April 22, 2009

Biofuel crops can pose invasive pest risk

A University of Hawaii study has raised concerns about the impact of unregulated planting of biofuel crops and their potential invasiveness.

The research, conducted by the university's Pacific Cooperative Studies Unit, raised concerns about biofuel crop impacts on Hawaii's environment.

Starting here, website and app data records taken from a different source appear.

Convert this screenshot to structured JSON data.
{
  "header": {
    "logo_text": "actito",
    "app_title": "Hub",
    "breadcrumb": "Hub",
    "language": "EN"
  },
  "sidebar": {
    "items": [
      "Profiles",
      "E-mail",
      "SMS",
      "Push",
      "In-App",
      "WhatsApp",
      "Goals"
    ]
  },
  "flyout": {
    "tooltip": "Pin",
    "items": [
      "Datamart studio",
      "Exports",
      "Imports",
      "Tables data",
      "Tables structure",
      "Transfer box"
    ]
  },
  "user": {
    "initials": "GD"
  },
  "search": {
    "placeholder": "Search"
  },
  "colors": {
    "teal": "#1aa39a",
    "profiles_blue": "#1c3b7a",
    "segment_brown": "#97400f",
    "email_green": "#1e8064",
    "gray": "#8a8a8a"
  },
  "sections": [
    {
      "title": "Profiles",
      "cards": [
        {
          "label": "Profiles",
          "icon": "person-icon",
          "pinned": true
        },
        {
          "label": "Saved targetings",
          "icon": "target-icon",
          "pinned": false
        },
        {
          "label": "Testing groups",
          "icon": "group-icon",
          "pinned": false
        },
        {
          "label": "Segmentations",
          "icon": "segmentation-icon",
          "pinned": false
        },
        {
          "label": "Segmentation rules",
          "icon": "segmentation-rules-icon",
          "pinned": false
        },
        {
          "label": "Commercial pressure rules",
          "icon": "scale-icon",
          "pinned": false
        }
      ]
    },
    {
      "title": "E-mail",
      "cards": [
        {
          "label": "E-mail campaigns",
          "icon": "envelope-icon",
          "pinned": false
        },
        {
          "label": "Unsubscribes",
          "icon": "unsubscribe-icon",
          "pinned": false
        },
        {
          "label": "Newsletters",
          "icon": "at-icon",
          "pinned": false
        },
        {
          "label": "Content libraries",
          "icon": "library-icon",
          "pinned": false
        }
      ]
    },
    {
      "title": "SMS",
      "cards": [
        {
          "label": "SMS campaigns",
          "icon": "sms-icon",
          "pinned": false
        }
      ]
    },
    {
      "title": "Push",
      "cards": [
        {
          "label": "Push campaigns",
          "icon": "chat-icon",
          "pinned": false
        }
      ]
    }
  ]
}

The researchers concluded biofuel crops proposed for use in the Hawaiian Islands are two to four times more likely to establish wild populations or be invasive in Hawaii and in other tropical areas when compared with a random sample of other introduced plants.

Although biofuel crops are often touted as a green solution to U.S. dependence on foreign oil, the researchers said such crops actually might be aggressive invasive plants.

By identifying the species with the highest risk, and pushing for planting guidelines and precautionary measures prior to widespread planting, we hope to spare the Hawaiian Islands and similar tropical ecosystems from future economic and environmental costs of the worst invaders while encouraging and promoting the use of lower risk alternative crops, said Christopher Buddenhagen, co-author of the research.

The study appears in the online journal PLoS One.